1790 to 1860
T H E territory of the United States, huge and various, must be expected to have a history correspondingly complicated and diverse. It is one of the tasks of the historian to select and to simplify, but simplification, already hard, is made in this case still harder by the fact that the area described by the word 'America' kept on changing through several decades of the 19th century. The Declaration of Inde pendence, signed by 'the Representatives of the United States of America' in 1776, claimed independence not for the inhabitants of the 3 million square miles of the present-day United States, but for the inhabitants of 13 States on the eastern sea-board with a population of less than 4 million. Few of these individuals, except up a dozen or so river valleys, lived more than 100 miles from the sea.
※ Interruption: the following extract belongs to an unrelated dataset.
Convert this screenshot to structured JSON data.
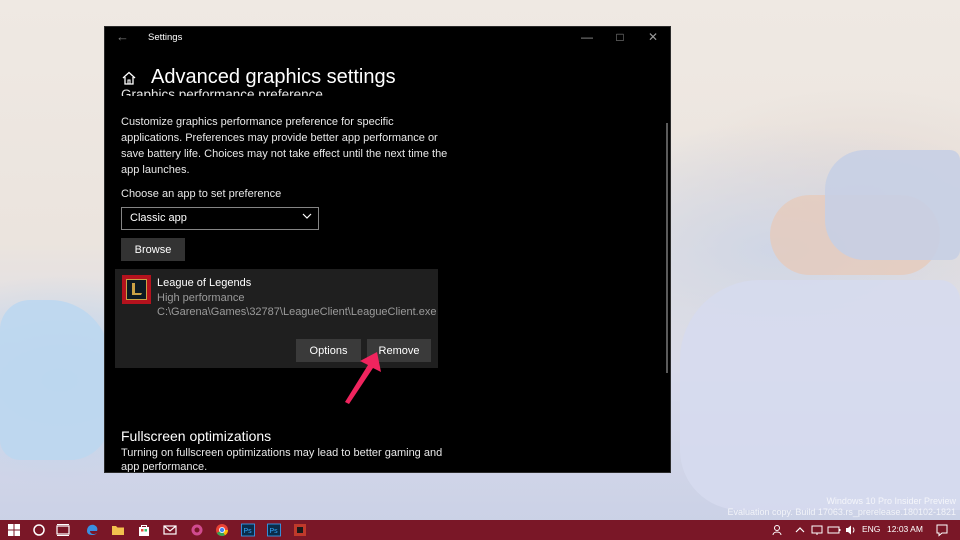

From this coastal base, American sovereignty was expanded right across the continent by three methods; pioneering, purchase, and war.